International Holocaust Remembrance Day Screening
Marking the 75th anniversary of the liberation of the Nazi concentration camp Auschwitz-Birkenau by the Red Army on 27 January 1945, we will be screening Claude Lanzmann’s Shoah
. By doing so, we will join many organisations and institutions worldwide in remembering the victims of the Holocaust and keeping the memory of the genocide of the Jews alive to prevent from it ever happening again. It is for this purpose that in 2005 the United Nations designated the 27th of January as International Holocaust Remembrance Day. With this screening we would like to offer a space to remember and to learn alongside all others doing so on this day.
The film will be introduced by Toby Haggith, Senior Curator, Department of Second World War and Mid-20th Century Conflict (Imperial War Museums), who will also be participate in a discussion with Rainer Schulze, Professor Emeritus of Modern European History (University of Essex), following the screening.
Claude Lanzmann divided Shoah
into two parts. In order to allow for more breaks we will show the film in four parts followed by the discussion.
Part 1 09:45–12:20
Part 2 12:35–14:35
Part 3 15:05–17:45
Part 4 18:00–20:25
Discussion 20:35–ca 21:30
In order to keep the level of disturbance low in the cinema we would like to kindly ask you to arrive at the indicated start times.
We will provide tea and coffee for the breaks, which will be available outside the cinema. (We welcome it if you bring your own re-usable cup and food.)
Book tickets through Eventbrite
About the Film
More than ten years (1974-1985) in the making, Shoah
(the Hebrew word for ‘Annihilation’) brings together testimonies from both the victims of the National Socialist extermination of European Jews and from its perpetrators and observers. Many of them tell their story for the first time in 30 years. According to Claude Lanzmann, Shoah

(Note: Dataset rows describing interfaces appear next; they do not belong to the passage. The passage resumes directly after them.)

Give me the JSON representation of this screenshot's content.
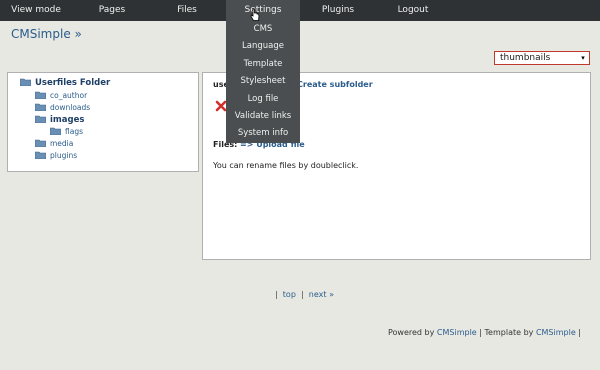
{
  "nav": {
    "items": [
      {
        "label": "View mode"
      },
      {
        "label": "Pages"
      },
      {
        "label": "Files"
      },
      {
        "label": "Settings"
      },
      {
        "label": "Plugins"
      },
      {
        "label": "Logout"
      }
    ],
    "settings_menu": [
      {
        "label": "CMS"
      },
      {
        "label": "Language"
      },
      {
        "label": "Template"
      },
      {
        "label": "Stylesheet"
      },
      {
        "label": "Log file"
      },
      {
        "label": "Validate links"
      },
      {
        "label": "System info"
      }
    ]
  },
  "site_title": "CMSimple »",
  "view_select": {
    "value": "thumbnails"
  },
  "folders": {
    "root": "Userfiles Folder",
    "items": [
      {
        "label": "co_author"
      },
      {
        "label": "downloads"
      },
      {
        "label": "images"
      },
      {
        "label": "flags"
      },
      {
        "label": "media"
      },
      {
        "label": "plugins"
      }
    ]
  },
  "main": {
    "folder_prefix": "use",
    "create_subfolder": "Create subfolder",
    "files_label": "Files:",
    "upload_file": "=> Upload file",
    "rename_hint": "You can rename files by doubleclick."
  },
  "pager": {
    "sep": "|",
    "top": "top",
    "next": "next »"
  },
  "footer": {
    "powered_by": "Powered by",
    "cms_link": "CMSimple",
    "template_by": "| Template by",
    "template_link": "CMSimple",
    "end": "|"
  },
  "colors": {
    "topbar": "#2f3234",
    "dropdown": "#4a4e50",
    "link": "#2a5c8c",
    "background": "#e8e8e3"
  }
}
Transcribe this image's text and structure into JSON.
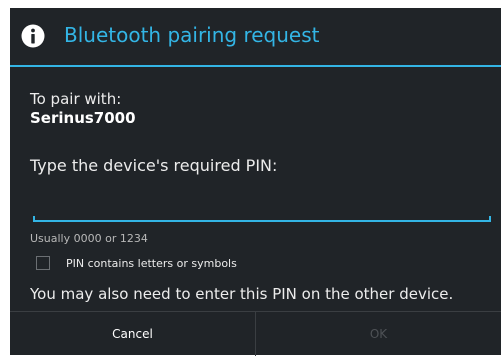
{
  "dialog": {
    "title": "Bluetooth pairing request",
    "title_icon": "info-icon",
    "accent_color": "#33b5e5",
    "pair_label": "To pair with:",
    "device_name": "Serinus7000",
    "pin_prompt": "Type the device's required PIN:",
    "pin_value": "",
    "pin_hint": "Usually 0000 or 1234",
    "checkbox_label": "PIN contains letters or symbols",
    "checkbox_checked": false,
    "note": "You may also need to enter this PIN on the other device."
  },
  "buttons": {
    "cancel_label": "Cancel",
    "ok_label": "OK",
    "ok_enabled": false
  }
}
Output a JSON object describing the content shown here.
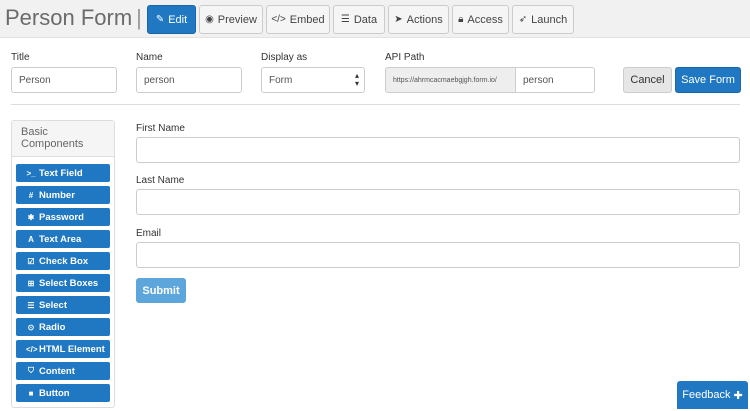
{
  "header": {
    "title": "Person Form",
    "separator": "|",
    "tabs": [
      {
        "label": "Edit",
        "icon": "edit-icon",
        "active": true
      },
      {
        "label": "Preview",
        "icon": "eye-icon",
        "active": false
      },
      {
        "label": "Embed",
        "icon": "code-icon",
        "active": false
      },
      {
        "label": "Data",
        "icon": "database-icon",
        "active": false
      },
      {
        "label": "Actions",
        "icon": "paper-plane-icon",
        "active": false
      },
      {
        "label": "Access",
        "icon": "lock-icon",
        "active": false
      },
      {
        "label": "Launch",
        "icon": "rocket-icon",
        "active": false
      }
    ]
  },
  "settings": {
    "title_label": "Title",
    "title_value": "Person",
    "name_label": "Name",
    "name_value": "person",
    "display_label": "Display as",
    "display_value": "Form",
    "api_label": "API Path",
    "api_prefix": "https://ahrmcacmaebgjgh.form.io/",
    "api_value": "person",
    "cancel_label": "Cancel",
    "save_label": "Save Form"
  },
  "sidebar": {
    "heading": "Basic Components",
    "components": [
      {
        "label": "Text Field",
        "icon": "terminal-icon"
      },
      {
        "label": "Number",
        "icon": "hash-icon"
      },
      {
        "label": "Password",
        "icon": "asterisk-icon"
      },
      {
        "label": "Text Area",
        "icon": "font-icon"
      },
      {
        "label": "Check Box",
        "icon": "checkbox-icon"
      },
      {
        "label": "Select Boxes",
        "icon": "plus-square-icon"
      },
      {
        "label": "Select",
        "icon": "list-icon"
      },
      {
        "label": "Radio",
        "icon": "dot-circle-icon"
      },
      {
        "label": "HTML Element",
        "icon": "code-icon"
      },
      {
        "label": "Content",
        "icon": "html5-icon"
      },
      {
        "label": "Button",
        "icon": "stop-icon"
      }
    ]
  },
  "form": {
    "fields": [
      {
        "label": "First Name",
        "value": ""
      },
      {
        "label": "Last Name",
        "value": ""
      },
      {
        "label": "Email",
        "value": ""
      }
    ],
    "submit_label": "Submit"
  },
  "feedback": {
    "label": "Feedback",
    "icon": "plus-icon"
  },
  "colors": {
    "primary": "#1f78c1",
    "submit": "#5da6dc",
    "header_bg": "#f1f1f1"
  }
}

is not a film about survival but a “testimonial of death”. He not only asks the witnesses to recall their experiences; his questioning technique prompts his interviewees to relive the past events. Lanzmann’s questions revolve around events at the sites where Jews were murdered –Chelmno, Treblinka, Auschwitz-Birkenau and the Warsaw Ghetto– laying open the bureaucratic mechanism of extermination, which began in the ghettos and was eventually implemented in the concentration and extermination camps. In its nine and a half hours, the film only makes use of only one archive document. Otherwise it exclusively relies on witness statements and newly filmed footage of the death sites showing them as they were at the end of the seventies and the beginning of the eighties. This was a radically new approach. Much of the film’s powerful effect stems from the montage of testimonies and the footage of the places referred to in their memories. “I travelled to the places on my own and I realized that you have to combine the two aspects. You have to know and see, and you have to see and know. That’s why the problem with the places is so immense. It is a down-to-earth film, a topographical and geographical film.” (Lanzmann)
Shoah, France 1974 – 1985, colour, DCP (16mm), ca. 566 mins, With English subtitles.
Directed by Claude Lanzmann, Camera: Dominique Chapuis, Jimmy Glasberg, William Lubtchansky, Editors: Ziva Postec, Anna Ruiz, Sound: Bernard Aubouy, Michel Vionnet.
was born in Paris in 1925 and as a teenager experienced the invasion of German troops into France. In 1943 grammar-school pupil Lanzmann joined the resistance in Clermont-Ferrand and went underground to fight the Nazis. After the war, he completed studies in philosophy, earning his doctorate in 1947, and subsequently took a position as a lecturer at Berlin Free University in 1948/49. In 1953 Lanzmann, who belonged to Jean-Paul Sartre and Simone de Beauvoir’s circle, became a permanent collaborator on the legendary political and literary journal Les Temps Modernes. In 1970 he made his first forays into the world of filmmaking, which also document his political engagement against French policies in Algeria. Towards the end of the Algerian War, Lanzmann signed the “Manifeste des 121”, an open letter against French war crimes. In his 1973 film Pourquoi Israel?, Lanzmann explored his own Jewish identity. He began work on Shoah the following year. He died on 5 July 2018.
is Senior Curator, Department of Second World War and Mid-20th Century Conflict (Imperial War Museums). He is the co-editor, with Joanna Newman, of Holocaust and the Moving Image: Representations in Film and Television Since 1933 (2005). He has been closely involved with the completion and restoration of German Concentration Camps Factual Survey (1945/2014) and has undertaken research on the Belsen Camp Evidence Film.
is Professor Emeritus of Modern European History at the University of Essex. He is specialised in twentieth-century German history, history and memory of the Holocaust and the history of forced migrations in twentieth-century Europe. 2000-2007 he worked as one one of the project leaders for the redevelopment of the permanent exhibition at the Gedenkstätte (memorial) Bergen-Belsen. He is the founding editor of the journal "The Holocaust in History and Memory", and introduced and coordinated the annual Holocaust Memorial Week at the University of Essex.
With kind support of the IWM (Imperial War Museums).